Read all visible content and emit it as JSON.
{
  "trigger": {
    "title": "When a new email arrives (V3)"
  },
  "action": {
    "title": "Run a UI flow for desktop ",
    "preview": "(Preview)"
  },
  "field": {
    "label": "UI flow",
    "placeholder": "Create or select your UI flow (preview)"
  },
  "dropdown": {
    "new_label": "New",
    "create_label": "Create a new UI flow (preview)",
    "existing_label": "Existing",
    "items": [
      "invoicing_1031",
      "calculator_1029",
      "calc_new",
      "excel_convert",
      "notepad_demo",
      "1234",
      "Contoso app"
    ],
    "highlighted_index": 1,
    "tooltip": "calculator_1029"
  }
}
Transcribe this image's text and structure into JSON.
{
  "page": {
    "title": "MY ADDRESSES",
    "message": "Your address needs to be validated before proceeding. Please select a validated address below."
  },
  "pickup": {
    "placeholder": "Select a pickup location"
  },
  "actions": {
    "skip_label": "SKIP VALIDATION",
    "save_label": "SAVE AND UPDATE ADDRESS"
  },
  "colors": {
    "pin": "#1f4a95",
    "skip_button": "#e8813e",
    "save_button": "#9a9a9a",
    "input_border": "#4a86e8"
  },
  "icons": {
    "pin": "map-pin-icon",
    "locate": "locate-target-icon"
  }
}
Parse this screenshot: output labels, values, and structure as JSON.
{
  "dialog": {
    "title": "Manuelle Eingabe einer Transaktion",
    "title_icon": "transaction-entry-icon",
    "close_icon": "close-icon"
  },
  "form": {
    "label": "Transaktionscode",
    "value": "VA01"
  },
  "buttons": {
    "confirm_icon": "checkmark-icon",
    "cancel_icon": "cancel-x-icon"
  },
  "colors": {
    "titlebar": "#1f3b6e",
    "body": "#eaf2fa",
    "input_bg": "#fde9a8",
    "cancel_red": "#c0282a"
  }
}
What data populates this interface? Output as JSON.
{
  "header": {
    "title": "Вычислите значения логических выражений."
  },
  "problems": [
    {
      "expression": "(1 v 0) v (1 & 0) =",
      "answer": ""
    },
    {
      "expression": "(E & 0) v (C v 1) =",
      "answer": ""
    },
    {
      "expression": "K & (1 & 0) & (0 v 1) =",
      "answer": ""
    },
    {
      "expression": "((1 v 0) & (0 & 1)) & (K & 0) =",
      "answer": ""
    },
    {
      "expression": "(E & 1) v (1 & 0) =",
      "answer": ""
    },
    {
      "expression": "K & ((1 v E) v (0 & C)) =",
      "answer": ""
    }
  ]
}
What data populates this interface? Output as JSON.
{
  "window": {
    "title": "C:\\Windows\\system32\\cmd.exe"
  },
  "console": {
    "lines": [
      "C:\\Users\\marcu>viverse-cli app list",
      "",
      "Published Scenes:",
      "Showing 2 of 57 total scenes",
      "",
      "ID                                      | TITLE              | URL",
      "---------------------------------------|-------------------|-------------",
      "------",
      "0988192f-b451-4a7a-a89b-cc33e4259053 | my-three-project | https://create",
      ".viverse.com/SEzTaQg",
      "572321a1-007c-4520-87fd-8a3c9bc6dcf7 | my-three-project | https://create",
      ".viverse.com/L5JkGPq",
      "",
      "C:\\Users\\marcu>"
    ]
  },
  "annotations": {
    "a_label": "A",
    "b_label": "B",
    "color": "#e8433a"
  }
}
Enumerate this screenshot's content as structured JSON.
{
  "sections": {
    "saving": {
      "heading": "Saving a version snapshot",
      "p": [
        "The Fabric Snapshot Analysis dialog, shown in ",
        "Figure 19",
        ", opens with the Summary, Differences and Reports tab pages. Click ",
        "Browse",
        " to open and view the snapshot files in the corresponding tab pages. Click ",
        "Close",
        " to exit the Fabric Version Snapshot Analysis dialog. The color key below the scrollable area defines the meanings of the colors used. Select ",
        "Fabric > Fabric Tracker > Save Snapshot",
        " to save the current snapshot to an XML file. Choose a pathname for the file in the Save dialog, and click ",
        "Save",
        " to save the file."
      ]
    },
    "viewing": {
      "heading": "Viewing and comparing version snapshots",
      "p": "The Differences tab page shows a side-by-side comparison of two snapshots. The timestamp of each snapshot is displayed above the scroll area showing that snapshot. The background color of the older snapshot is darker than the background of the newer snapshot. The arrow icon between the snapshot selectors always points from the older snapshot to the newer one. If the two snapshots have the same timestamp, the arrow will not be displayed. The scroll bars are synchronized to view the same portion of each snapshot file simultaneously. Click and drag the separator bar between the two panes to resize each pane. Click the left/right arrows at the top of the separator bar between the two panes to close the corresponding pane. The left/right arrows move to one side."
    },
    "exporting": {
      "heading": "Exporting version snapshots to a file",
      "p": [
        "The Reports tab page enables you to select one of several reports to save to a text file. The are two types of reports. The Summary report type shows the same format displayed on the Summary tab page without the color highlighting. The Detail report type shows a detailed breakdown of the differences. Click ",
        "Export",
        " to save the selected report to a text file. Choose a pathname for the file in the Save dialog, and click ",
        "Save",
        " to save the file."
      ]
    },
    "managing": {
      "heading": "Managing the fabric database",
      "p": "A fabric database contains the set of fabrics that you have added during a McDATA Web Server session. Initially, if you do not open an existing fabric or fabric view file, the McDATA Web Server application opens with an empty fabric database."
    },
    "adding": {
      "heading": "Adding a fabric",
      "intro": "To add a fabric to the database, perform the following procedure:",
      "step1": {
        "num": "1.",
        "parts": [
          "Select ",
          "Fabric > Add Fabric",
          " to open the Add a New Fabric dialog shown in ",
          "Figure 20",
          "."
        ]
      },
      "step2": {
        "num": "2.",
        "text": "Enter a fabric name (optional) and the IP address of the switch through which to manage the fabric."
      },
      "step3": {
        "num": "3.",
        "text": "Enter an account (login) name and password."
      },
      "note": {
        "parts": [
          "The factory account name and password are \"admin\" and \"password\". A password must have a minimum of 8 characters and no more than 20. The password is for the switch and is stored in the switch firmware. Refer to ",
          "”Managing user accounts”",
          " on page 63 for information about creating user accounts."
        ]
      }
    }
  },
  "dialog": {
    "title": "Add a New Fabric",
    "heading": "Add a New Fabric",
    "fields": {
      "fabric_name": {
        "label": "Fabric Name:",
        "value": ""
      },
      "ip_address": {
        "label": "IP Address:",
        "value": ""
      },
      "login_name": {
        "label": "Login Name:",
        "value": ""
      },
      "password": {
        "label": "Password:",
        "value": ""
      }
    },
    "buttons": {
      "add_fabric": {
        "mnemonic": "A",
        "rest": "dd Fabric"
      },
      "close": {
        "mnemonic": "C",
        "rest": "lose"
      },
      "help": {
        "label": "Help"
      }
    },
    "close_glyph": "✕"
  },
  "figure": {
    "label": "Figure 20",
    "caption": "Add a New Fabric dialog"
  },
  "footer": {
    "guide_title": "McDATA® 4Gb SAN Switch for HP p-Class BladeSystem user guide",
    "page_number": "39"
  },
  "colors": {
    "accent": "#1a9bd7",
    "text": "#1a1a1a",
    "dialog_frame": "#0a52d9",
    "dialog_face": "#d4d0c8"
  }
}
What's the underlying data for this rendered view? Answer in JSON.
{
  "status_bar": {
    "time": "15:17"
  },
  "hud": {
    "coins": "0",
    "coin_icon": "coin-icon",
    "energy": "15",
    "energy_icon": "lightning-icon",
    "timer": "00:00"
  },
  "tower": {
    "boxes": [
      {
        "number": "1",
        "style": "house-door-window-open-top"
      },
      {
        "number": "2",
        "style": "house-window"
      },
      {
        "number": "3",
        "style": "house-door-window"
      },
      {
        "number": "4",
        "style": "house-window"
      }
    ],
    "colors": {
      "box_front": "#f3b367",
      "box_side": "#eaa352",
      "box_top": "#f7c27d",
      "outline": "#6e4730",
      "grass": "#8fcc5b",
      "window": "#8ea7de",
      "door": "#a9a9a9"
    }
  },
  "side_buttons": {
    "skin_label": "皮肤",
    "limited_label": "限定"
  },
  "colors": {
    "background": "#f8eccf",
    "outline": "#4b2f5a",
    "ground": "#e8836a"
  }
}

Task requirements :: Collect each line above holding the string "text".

Expected answer ::
Transcribe this image's text and structure into JSON.
        "The Reports tab page enables you to select one of several reports to save to a text file. The are two types of reports. The Summary report type shows the same format displayed on the Summary tab page without the color highlighting. The Detail report type shows a detailed breakdown of the differences. Click ",
        " to save the selected report to a text file. Choose a pathname for the file in the Save dialog, and click ",
        "text": "Enter a fabric name (optional) and the IP address of the switch through which to manage the fabric."
        "text": "Enter an account (login) name and password."
    "text": "#1a1a1a",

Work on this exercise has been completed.